Cruise-tourists visiting the whaling burial groundin Magdalenefjorden. Photo: Herdis Lien
A dog team in the wilderness. Photo: Henrik Bjerregrav
Snowmobile trip to Barentsburg. Photo: Mikkel Aanderaa
PRESENT DAY TOURISM
Svalbard is an exotic and manifold destination that attracts both Norwegian and foreign visitors. In Longyearbyen there are a number of tour operators, activity providers and places to eat, drink or stay that have been established in order to contribute to the good experiences of Svalbard.
Before 1990, an organised travel business was as good as non-existent. The authorities were rather restrictive with respect to the development of tourism in Svalbard. The attitudes changed when it became clear that the travel business could contribute in creating new workplaces and to the stability of the community in Longyearbyen.
In the last 10-15 years the travel business in Svalbard has grown both in size and in geographical spread. Around 30,000 tourists visit Longyearbyen during the course of a year. In addition the overseas cruise tourism accounts for about the same number, crews included. Svalbard has become a destination with a varied and well-organised tourism.
Despite the visible growth, Svalbard tourism is in fact low level. Traffic to Longyearbyen represents, for example, less than 1% of the total tourism business of Nordkalotten.
However, increased tourism can lead to environmental problems. Wear and tear on vegetation and cultural heritage monuments and sites, noise and pollution are some of the dangers. The authorities have a stated aim of maintaining Svalbard as one of the world’s best preserved wilderness areas. Is this a realistic aim? Can the modern tourist industry focus on both profit and environmental-friendliness? Local travel business does not see this as an unattainable goal. It can, they believe, be achieved by good organisation, aiming for targets and maintaining close dialogue with the environmental protection authorities.

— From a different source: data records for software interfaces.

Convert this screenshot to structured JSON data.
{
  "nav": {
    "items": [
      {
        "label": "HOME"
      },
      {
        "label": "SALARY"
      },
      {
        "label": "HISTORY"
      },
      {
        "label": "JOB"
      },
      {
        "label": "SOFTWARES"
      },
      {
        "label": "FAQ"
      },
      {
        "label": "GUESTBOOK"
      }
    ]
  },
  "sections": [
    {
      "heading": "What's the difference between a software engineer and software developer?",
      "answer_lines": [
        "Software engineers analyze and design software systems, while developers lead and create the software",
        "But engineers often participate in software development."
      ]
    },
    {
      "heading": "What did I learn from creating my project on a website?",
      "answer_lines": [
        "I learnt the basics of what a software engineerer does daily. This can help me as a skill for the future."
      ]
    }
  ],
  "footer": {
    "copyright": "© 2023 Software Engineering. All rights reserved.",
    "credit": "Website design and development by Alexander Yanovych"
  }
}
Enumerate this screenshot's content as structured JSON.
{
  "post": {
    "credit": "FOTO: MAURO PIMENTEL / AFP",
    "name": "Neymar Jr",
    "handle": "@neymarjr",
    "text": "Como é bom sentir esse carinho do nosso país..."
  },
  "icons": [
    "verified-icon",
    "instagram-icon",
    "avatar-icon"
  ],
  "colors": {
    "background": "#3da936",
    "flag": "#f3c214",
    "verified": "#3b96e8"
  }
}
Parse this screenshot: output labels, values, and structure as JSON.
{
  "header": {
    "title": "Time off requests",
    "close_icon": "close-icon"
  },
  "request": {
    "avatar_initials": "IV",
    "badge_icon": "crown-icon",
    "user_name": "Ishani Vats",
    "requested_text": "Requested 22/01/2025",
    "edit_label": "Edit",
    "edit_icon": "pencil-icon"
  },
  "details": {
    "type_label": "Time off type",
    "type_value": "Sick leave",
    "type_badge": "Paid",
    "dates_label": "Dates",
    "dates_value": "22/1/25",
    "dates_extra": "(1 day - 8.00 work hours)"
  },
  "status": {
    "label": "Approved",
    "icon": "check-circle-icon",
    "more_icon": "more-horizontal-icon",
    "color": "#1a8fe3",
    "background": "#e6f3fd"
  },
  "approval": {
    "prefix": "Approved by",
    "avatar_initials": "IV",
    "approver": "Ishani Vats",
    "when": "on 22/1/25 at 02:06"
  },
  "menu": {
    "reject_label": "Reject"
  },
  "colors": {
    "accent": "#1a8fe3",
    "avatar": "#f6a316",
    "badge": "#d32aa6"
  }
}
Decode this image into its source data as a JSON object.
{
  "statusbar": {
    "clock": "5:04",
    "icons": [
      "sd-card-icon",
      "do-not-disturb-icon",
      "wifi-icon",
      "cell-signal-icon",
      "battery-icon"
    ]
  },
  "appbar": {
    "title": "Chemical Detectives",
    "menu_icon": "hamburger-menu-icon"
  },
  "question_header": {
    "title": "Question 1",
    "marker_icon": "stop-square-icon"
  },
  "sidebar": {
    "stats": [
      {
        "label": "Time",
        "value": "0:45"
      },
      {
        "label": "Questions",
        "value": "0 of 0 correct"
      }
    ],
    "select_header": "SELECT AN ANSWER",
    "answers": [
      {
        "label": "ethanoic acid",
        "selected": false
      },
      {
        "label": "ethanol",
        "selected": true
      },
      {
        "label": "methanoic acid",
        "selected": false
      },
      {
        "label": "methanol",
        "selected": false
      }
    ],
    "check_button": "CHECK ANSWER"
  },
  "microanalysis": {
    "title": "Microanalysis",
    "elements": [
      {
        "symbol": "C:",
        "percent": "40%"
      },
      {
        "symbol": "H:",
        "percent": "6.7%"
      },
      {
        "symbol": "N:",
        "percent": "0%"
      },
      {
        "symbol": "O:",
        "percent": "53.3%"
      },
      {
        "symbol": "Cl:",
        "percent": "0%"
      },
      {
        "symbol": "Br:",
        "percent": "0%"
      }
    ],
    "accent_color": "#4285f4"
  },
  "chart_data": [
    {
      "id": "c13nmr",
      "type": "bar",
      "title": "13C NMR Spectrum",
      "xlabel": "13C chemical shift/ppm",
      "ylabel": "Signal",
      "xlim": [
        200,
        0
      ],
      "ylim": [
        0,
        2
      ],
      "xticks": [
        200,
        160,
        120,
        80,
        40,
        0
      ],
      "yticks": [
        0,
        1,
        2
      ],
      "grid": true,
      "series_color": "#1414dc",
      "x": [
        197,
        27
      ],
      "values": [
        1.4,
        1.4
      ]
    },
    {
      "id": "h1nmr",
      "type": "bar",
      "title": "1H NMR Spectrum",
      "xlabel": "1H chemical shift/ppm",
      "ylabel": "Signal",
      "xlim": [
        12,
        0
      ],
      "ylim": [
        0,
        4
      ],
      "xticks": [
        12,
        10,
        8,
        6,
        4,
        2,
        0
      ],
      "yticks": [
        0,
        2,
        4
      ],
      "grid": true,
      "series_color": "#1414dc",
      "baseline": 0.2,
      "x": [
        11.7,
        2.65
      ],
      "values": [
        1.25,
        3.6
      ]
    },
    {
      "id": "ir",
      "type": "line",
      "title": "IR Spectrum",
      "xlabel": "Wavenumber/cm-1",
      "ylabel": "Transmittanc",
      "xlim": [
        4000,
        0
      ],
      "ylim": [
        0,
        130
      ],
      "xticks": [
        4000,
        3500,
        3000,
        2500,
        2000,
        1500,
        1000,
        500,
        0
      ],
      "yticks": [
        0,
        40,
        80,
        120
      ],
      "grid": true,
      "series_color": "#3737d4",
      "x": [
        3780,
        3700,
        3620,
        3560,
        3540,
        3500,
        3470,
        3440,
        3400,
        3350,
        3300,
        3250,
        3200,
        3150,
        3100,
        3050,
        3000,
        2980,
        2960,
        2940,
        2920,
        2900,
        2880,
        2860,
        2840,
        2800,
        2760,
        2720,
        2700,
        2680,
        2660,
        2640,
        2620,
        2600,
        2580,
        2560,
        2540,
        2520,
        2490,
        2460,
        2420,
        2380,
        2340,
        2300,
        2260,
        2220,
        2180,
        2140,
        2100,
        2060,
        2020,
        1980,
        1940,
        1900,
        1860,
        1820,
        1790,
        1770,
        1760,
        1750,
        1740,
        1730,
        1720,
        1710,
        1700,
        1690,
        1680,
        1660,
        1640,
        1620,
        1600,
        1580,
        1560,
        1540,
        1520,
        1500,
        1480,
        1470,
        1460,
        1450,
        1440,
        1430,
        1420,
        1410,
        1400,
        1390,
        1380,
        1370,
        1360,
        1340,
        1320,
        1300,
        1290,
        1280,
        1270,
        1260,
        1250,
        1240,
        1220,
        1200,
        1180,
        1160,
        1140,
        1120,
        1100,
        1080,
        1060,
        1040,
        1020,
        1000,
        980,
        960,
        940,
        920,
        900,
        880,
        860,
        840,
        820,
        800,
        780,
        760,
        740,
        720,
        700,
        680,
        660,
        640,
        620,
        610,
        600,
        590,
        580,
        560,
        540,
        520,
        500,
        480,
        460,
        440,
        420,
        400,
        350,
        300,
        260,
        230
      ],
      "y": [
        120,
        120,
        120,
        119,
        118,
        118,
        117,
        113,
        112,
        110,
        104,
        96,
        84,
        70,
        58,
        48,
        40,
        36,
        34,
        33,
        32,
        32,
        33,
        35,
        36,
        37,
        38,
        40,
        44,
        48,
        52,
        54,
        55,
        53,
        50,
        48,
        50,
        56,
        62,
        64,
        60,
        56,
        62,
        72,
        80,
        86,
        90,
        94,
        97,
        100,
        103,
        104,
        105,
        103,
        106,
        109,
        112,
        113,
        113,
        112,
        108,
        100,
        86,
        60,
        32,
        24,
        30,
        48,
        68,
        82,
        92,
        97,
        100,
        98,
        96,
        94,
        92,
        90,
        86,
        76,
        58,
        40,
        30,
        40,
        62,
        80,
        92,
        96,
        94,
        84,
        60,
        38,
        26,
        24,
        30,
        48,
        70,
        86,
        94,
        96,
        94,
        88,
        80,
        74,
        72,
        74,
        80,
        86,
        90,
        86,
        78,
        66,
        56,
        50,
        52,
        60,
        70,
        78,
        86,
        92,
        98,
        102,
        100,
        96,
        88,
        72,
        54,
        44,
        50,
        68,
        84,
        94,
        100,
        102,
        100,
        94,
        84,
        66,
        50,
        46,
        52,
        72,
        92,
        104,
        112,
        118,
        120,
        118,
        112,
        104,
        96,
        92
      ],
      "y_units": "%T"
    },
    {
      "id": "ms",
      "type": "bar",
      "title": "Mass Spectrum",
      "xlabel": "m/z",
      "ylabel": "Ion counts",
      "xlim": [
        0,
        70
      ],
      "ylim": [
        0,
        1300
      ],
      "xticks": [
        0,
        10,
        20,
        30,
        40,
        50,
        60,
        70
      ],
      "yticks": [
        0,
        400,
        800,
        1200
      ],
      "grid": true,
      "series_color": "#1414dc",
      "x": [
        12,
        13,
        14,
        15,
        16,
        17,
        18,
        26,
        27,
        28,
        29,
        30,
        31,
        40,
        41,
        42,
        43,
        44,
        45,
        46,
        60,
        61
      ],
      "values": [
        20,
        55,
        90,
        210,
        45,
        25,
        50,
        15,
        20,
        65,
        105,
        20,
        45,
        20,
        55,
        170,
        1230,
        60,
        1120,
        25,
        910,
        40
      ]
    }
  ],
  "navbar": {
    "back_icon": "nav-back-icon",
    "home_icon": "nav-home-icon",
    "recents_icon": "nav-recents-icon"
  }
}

The question arises if this is sufficient - so that Svalbard in the future still will be regarded as the last wilderness?
By Tove Eliassen